GC is considered the first-line treatment of IgG4-RD, and immunosuppressive agents are also widely used [36]. However, no standard treatment regimen has been defined. In this study, five patients with a clinical course of IgG4-RH less than nine months and a whole course of IgG4-RD less than two years were initially treated with GC at a pharmacological dose alone (recommended dose: prednisone 40–60 mg qd). Four out of the five patients were well controlled without relapse. GC in combination with CTX was prescribed for patients with a longer clinical course and for the one who failed GC monotherapy in our study. For refractory cases, a second immunosuppressant should be considered. Available choice includes methotrexate and tacrolimus. Azathioprine has also been proved effective in treating IgG4-RH [20]. It took an average of 1.9 months for all of the patients to achieve a relief of symptoms and/or shrinkage of the thickened stalk/pituitary mass. However, only three of them had normalized serum IgG4 levels. IgG4 levels may not be parallel with the severity of disease. The dose and length of GC and/or immunosuppressive administration should be based on the clinical manifestations and imaging. The two relapsing cases in this study both had short courses of initial treatment that are less than six months. GC tapering is another risk factor for symptom fluctuation. Do ensure that patients are aware of the importance of receiving an adequate length of treatment. There was one case report showing that rituximab was successfully used in treating recurrent IgG4-related hypophysitis with ophthalmopathy, where GC in combination with azathioprine failed. Notably, although with GC treatment, pituitary function/diabetes insipidus did not improve considerably (as shown in Table 4). Similar results were shown in a recent study of autoimmune hypophysitis [37]. Life-long hormone replacement therapy should be expected. For patients with bulky pituitary mass and prominent visual defects, surgical excision in order to relieve occupation effect could be a better solution. There have been a few reports regarding radiotherapy which has been used successfully in some resistant ocular adnexal IgG4-RD cases [38]. Adjunctive radiotherapy could improve patients’ clinical symptoms and their ability to taper systemic GC to discontinuation [39]. However, radiotherapy for pituitary involvements has not been reported yet.

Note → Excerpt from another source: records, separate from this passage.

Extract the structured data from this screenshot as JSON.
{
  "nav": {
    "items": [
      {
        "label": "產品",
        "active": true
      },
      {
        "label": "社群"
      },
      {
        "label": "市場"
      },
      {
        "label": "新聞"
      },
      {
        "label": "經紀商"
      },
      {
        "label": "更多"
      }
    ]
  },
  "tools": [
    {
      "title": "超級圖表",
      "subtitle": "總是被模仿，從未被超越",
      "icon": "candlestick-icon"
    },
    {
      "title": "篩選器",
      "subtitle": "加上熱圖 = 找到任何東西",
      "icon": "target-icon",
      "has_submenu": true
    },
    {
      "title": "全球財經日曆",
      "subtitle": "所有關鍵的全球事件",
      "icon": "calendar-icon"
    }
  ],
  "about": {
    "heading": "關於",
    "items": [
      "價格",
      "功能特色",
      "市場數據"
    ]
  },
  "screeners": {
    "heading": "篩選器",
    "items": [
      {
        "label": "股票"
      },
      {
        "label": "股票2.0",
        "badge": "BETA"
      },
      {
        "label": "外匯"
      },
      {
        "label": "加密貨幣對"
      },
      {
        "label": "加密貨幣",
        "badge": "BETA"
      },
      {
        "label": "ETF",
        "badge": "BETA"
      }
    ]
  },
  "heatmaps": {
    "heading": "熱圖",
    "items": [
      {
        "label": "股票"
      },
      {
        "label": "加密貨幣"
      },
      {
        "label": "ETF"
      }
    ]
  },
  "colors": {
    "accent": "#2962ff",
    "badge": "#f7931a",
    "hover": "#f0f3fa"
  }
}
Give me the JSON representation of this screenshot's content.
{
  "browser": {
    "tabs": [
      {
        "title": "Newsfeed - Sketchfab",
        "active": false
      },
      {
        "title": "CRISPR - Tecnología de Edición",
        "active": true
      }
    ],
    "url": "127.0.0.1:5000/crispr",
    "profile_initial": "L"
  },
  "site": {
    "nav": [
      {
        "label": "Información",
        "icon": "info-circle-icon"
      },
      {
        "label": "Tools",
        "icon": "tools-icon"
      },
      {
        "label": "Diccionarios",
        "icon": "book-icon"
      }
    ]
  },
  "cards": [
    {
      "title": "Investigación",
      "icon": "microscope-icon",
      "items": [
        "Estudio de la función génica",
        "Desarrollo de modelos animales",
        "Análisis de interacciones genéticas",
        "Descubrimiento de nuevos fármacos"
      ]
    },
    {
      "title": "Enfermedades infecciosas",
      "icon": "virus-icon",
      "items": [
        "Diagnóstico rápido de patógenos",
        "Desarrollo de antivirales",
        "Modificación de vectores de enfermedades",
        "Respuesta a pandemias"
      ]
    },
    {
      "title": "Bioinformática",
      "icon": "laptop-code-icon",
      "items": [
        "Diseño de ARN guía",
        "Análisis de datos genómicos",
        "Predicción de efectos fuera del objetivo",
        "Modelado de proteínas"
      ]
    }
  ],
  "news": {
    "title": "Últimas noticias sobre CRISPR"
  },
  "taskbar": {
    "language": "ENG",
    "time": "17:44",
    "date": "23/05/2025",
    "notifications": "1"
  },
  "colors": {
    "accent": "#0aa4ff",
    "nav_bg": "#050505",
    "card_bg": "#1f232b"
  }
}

Notably, this study was limited by the inherent drawbacks of retrospective analyses. There may be missed diagnosis of GH deficiency due to the lack of dynamic hormone tests. Small sample sizes due to the low incidence rate of IgG4-RH are partially resolved by the supportive literature review.

5. Conclusion

IgG4-RD is a broad disease, and all physicians involved have to be aware of the possibility of pituitary dysfunction. Younger patients should be expected. The histopathological feature of pituitary gland biopsy could be atypical. For patients with a longer history, the combination of GC and immunosuppressive agents is favorable. Early and adequate courses of treatment are crucial for the management of IgG4-RH. With GC and/or immunosuppressant treatment, however, pituitary function or diabetes insipidus did not improve considerably.

Conflicts of Interest

The authors declare no conflict of interests.


This study received funding from the Chinese Academy of Medical Sciences Innovation Fund for Medical Sciences (2016-I2M-1-002).